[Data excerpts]

☆ ☆ ☆ ☆

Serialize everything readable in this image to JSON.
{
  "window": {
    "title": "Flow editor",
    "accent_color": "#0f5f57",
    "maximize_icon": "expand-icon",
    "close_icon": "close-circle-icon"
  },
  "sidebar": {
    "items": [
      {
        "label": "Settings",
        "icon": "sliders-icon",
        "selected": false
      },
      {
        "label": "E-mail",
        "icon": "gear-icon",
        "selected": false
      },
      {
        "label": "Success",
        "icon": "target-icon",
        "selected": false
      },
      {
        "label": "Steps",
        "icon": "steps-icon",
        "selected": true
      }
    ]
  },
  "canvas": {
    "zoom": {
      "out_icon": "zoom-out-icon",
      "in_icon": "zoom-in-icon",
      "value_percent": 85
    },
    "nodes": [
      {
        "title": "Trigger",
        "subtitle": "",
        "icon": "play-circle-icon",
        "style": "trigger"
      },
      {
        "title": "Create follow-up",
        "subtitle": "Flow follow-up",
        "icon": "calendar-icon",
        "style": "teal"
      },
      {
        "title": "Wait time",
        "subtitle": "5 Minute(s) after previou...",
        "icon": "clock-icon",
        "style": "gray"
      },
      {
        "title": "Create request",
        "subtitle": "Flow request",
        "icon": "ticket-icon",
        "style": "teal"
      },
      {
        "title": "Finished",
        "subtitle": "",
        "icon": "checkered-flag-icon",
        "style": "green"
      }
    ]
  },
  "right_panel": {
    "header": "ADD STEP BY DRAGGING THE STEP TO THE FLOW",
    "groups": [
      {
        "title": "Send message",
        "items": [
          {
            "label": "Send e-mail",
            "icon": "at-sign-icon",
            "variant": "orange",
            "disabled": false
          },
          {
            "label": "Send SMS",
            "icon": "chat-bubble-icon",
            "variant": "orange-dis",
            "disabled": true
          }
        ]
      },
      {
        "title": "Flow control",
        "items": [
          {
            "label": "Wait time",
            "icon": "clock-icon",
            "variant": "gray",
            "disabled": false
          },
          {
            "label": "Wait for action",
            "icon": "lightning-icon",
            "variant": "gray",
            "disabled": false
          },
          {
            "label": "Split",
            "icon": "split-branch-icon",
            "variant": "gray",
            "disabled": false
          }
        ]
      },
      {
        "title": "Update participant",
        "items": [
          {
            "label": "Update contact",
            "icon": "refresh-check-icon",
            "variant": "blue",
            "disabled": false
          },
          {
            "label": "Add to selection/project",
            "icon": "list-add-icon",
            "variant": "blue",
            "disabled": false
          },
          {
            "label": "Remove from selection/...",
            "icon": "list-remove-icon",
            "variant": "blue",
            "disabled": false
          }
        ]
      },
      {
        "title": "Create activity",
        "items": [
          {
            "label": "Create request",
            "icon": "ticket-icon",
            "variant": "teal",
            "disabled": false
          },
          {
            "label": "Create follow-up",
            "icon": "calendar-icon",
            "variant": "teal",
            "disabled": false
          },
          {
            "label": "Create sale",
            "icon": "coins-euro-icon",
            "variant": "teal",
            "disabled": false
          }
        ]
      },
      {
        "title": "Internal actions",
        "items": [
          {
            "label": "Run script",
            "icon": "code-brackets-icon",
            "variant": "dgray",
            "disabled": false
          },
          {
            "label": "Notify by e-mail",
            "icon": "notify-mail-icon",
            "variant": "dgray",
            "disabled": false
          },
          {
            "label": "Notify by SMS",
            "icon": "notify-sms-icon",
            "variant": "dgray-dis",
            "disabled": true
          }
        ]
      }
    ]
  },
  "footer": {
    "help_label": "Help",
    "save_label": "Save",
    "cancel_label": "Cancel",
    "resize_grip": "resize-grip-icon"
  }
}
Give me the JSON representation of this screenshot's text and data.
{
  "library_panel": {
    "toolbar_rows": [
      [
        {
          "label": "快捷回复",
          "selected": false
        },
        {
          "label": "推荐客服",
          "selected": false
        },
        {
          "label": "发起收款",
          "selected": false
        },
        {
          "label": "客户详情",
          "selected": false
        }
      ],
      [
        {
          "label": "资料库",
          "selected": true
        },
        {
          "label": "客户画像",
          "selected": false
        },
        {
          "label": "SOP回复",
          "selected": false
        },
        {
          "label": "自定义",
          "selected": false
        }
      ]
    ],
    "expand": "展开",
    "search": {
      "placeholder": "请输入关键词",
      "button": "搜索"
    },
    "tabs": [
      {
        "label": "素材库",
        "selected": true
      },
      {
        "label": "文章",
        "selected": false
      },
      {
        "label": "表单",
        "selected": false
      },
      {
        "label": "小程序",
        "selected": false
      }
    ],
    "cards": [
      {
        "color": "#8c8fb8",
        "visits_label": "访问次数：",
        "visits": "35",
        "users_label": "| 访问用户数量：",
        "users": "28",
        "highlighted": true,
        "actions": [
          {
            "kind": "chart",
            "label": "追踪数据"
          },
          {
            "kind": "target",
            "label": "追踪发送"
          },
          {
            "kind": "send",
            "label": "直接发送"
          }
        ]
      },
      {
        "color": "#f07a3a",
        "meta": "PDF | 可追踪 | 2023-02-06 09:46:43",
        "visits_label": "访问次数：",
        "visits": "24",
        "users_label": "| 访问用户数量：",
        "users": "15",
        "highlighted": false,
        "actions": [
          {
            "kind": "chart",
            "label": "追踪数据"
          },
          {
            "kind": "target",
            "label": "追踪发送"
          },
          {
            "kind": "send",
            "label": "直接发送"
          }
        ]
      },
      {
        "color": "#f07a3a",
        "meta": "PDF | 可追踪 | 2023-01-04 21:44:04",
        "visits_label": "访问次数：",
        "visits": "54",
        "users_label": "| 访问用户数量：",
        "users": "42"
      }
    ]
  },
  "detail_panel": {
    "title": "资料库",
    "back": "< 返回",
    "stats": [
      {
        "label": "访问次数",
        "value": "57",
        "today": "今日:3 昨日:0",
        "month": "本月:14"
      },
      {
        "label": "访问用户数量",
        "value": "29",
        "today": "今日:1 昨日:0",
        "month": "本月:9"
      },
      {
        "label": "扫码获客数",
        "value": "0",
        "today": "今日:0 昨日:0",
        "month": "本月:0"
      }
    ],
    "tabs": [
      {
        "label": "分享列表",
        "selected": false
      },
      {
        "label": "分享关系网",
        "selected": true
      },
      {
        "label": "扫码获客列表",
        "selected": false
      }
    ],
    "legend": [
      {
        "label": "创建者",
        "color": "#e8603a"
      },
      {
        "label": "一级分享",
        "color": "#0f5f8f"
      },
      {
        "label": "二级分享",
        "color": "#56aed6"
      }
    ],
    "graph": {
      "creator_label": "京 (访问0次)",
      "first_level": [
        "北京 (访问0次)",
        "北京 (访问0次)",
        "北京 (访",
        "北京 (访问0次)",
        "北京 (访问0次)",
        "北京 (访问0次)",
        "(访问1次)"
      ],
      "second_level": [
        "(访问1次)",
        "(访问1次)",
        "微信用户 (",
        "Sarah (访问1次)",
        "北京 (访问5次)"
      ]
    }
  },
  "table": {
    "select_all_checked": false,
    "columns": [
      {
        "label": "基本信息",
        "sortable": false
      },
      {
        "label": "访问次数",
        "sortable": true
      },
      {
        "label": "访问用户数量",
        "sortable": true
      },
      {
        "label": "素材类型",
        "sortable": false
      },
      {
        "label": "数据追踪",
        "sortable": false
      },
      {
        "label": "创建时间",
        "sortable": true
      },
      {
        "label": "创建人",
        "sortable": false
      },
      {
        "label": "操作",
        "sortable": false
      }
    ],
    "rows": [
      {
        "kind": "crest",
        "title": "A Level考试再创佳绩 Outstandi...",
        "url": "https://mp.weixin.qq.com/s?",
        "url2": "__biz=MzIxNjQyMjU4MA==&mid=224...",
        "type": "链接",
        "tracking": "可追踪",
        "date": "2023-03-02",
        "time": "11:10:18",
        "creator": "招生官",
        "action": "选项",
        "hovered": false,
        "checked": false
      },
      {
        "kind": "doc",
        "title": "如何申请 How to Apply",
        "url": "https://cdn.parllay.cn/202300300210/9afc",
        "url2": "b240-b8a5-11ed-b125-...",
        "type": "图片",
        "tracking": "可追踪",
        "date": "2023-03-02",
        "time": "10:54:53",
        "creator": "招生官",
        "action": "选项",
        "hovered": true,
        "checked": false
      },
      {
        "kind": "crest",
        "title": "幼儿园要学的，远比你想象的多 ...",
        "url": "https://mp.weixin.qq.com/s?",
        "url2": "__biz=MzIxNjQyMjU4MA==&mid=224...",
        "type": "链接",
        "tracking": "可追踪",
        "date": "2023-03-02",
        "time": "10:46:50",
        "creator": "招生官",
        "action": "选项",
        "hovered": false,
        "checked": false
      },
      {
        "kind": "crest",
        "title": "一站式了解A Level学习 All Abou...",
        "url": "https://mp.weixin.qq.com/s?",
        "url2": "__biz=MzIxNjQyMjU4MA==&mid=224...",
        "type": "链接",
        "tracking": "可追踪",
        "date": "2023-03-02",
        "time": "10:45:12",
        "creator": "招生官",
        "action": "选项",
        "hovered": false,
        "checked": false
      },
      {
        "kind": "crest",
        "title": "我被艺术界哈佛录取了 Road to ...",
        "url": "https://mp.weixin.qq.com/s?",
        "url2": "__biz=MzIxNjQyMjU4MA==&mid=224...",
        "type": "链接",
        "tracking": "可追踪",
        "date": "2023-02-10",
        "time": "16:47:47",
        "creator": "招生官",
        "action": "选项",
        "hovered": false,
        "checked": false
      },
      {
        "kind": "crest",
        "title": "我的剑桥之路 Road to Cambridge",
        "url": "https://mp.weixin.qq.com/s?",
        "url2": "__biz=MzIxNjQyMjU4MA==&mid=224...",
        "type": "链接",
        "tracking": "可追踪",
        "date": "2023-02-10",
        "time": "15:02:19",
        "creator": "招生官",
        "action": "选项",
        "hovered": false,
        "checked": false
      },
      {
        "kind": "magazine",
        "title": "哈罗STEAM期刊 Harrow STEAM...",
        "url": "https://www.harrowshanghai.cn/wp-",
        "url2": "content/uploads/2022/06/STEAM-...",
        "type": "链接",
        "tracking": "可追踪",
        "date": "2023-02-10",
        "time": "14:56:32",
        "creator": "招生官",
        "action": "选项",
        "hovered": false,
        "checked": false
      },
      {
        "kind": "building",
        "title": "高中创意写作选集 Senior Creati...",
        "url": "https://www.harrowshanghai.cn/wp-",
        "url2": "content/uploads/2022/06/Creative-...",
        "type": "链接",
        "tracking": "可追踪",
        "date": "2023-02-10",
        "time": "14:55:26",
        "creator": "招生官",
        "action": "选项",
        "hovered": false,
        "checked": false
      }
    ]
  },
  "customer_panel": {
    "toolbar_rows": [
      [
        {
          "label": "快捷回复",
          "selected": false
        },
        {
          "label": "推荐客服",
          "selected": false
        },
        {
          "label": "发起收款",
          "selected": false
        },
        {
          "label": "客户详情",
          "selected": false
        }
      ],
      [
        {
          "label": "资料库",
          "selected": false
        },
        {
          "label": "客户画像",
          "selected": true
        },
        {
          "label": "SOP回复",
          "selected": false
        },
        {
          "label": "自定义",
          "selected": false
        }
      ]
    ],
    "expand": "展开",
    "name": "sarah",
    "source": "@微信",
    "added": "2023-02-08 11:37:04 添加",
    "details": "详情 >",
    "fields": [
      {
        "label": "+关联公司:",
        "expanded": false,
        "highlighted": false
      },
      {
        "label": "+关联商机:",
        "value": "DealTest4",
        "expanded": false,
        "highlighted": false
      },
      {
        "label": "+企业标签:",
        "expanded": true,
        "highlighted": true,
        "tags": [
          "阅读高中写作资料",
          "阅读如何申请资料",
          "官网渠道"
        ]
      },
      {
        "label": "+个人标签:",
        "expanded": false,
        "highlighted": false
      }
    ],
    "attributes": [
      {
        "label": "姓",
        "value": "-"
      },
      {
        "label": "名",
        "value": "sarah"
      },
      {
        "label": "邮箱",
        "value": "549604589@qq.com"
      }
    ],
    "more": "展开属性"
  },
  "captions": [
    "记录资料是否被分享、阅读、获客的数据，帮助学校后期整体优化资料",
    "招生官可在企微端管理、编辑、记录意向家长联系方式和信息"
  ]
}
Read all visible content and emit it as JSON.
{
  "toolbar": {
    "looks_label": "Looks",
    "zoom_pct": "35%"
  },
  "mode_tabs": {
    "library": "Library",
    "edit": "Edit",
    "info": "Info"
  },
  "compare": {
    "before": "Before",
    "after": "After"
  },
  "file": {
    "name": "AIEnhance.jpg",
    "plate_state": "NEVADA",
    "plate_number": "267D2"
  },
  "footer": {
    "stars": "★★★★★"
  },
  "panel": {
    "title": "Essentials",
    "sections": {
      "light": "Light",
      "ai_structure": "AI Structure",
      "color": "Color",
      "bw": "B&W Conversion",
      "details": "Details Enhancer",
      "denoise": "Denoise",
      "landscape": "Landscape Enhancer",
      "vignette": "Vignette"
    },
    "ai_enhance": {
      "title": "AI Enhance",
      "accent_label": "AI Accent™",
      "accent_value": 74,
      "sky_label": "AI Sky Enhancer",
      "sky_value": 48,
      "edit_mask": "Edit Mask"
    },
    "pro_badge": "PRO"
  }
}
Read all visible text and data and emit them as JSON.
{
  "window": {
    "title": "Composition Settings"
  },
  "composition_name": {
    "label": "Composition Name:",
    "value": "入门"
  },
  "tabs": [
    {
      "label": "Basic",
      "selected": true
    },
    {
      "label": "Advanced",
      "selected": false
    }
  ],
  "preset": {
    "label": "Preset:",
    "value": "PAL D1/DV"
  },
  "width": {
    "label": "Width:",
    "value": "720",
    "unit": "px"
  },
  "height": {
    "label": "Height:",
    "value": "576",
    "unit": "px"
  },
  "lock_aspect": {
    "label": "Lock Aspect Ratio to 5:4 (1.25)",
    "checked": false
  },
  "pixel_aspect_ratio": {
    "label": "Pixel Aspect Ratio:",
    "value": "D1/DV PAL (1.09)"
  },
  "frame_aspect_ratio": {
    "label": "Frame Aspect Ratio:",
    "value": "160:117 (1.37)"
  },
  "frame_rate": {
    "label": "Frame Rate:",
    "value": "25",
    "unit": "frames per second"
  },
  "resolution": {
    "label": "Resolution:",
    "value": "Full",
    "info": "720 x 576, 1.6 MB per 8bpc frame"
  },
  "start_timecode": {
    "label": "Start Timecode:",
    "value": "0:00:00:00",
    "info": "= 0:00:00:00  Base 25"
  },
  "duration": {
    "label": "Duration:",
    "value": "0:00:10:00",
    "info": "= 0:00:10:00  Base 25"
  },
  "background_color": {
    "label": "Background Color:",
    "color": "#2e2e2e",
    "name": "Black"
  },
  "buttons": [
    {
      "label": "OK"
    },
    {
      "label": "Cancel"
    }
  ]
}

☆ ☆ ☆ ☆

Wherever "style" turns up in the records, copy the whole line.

        "style": "trigger"
        "style": "teal"
        "style": "gray"
        "style": "teal"
        "style": "green"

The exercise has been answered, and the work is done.